Several different baits and lures have been working, but being able to find fish has been the key.
Scott (843-524-5250) said fishermen are finding trout in deep holes, sharp creek bends and around oyster beds, expecially late on the outgoing tide and early on the incoming tide. Live mud minnows, live shrimp, Gulp! and Zman soft plastics are all producing fish.
Mud minnows have been producing a little more consistently than other baits on the outgoing tide, but Scott said trout have been changing their bait preferences on a regular basis, so change baits regularly if you're not getting enough bites.
Capt. Richard Sykes said redfish are still ganging up in tight schools and sticking to the shallow flats. On warmer days, the schools – which sometimes number into the hundreds – are breaking up into smaller pods, some with as few as a dozen fish. Polarized sunglasses are of paramount importance in finding schools of cruising reds.
Reds are biting best at low tide in one to two feet of water, and at the very beginning of the incoming tide. They are spooky, and Sykes' best results have been when he casts a Gulp! shrimp well ahead of a school and works it painfully slowly until the reds reach it.Reds aren't completely lock-jawed at high tide, so don't give up when the oyster bars and spartina grass get flooded. Cast around the edges of the grass with mud minnows under a popping cork.
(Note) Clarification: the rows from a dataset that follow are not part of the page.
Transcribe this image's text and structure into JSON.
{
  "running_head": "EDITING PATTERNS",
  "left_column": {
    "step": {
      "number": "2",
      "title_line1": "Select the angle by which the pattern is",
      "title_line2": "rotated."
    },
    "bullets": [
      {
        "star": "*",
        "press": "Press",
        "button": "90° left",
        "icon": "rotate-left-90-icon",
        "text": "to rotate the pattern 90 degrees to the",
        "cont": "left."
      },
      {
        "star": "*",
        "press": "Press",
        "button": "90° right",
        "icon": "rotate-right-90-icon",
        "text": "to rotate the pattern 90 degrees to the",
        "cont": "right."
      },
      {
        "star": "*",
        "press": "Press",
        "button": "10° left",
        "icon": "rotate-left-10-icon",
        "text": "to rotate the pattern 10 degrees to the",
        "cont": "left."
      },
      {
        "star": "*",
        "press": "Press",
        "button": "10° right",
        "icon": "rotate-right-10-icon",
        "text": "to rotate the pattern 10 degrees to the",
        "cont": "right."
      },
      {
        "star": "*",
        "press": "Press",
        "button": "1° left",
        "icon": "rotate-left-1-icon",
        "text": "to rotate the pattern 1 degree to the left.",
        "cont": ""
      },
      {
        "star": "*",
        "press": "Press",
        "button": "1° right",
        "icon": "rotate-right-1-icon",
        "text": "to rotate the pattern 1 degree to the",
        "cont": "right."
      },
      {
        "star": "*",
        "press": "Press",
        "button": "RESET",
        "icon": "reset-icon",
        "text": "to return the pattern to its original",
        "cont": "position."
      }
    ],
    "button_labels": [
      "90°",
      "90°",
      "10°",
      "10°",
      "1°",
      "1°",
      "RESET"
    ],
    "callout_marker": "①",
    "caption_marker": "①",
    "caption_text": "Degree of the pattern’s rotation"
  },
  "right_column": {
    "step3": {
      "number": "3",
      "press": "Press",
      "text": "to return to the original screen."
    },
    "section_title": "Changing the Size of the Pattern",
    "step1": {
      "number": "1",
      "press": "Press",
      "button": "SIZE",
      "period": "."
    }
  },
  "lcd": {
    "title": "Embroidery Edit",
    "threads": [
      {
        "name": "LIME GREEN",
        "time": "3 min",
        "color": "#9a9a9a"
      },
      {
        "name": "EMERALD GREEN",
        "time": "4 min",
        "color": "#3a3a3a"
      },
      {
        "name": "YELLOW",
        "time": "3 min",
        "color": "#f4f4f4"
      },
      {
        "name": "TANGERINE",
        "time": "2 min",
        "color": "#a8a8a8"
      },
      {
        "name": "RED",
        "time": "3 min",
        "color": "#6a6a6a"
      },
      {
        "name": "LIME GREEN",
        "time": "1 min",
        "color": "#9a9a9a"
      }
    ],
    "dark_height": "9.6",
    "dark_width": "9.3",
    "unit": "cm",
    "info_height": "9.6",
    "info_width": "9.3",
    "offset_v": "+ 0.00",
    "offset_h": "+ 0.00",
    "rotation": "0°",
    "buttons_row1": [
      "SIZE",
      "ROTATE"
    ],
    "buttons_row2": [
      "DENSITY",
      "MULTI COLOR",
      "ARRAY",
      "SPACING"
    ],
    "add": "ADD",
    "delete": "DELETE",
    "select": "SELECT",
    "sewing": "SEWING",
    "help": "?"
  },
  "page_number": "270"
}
Redfish are currently the top food target for dolphins, so these fish are staying in water as shallow as possible.